    Hi there

    I applaud your desire to see collaboration based on shared values. With regards to the net effect of religion, however, I think it is important to take religions on a case by case basis. If one is exposed to an inside-perspective of communities committed to discipeship to Christ (not just Sunday religion), you become aware of the millions of charitable acts occurring every day, which the individuals would have been involved in before encountering Christ in very personal ways. It is very easy to overlook the scale of the every day work of such people, and its necessity to the very foundations of developed society.

  • Jordan Morris

    Sorry! Correction: ..would *never have been involved in..

  • http://bloggingbiblically.wordpress.com/ Chelsea Link

    I’m sure you’re right that devoted Christians perform “millions of charitable acts” every single day, and that these small good deeds add up to a big impact. But I’m not at all convinced that this effect is limited to Christians, or even to religious people generally.

    Many different events and ideas can inspire people to think and act charitably; accepting Jesus and deciding to emulate him is just one such impetus. As a personal anecdote, I can attest that although I have been involved in community service work to varying degrees throughout my life, my motivation to serve others become much stronger and exponentially more urgent when I *stopped* believing in God and became convinced that we humans are responsible for our own well-being and can’t expect any help from outside.

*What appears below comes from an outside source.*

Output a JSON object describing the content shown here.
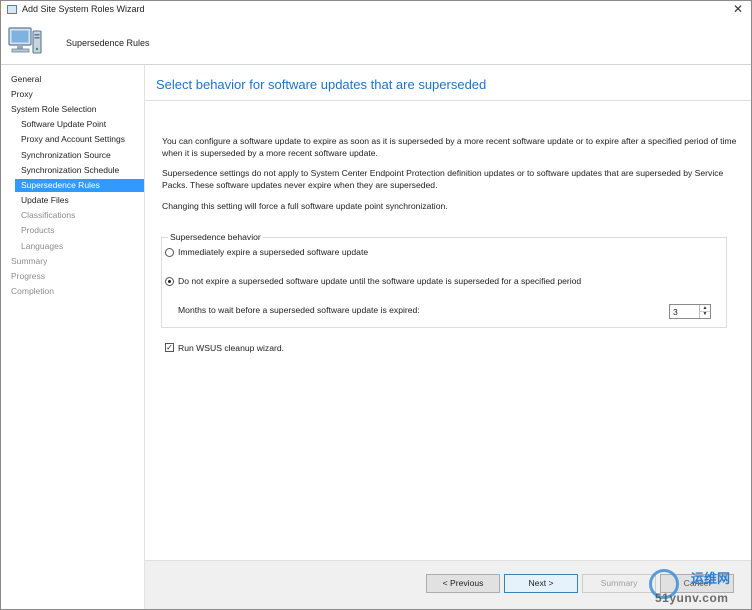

    Based on my own experience, my impression is that there is no significant difference in generosity/charitableness between the religious and the non-religious (or between people of different religions). Of course, that’s only anecdotal evidence; but so is yours. If you want to convince me (or anybody else) that religious beliefs significantly increase charitable acts, you’ll need to come up with some actual data.

    And, of course, even if you did manage to demonstrate that religious people are more generous than us heathens, you would still be far from proving religion’s “necessity to the very foundations of developed society.” Unfortunately, the “widespread atheism will precipitate the fall of civilization” myth is pretty much destroyed by the existence of – as Ed points out above – highly successful and predominantly secular countries like Sweden, Germany, and Japan. So unless your definition of success for a “developed society” entails something other than economic thriving, peace, equality, and the happiness of the populace, I’m happy to report that your fears are baseless.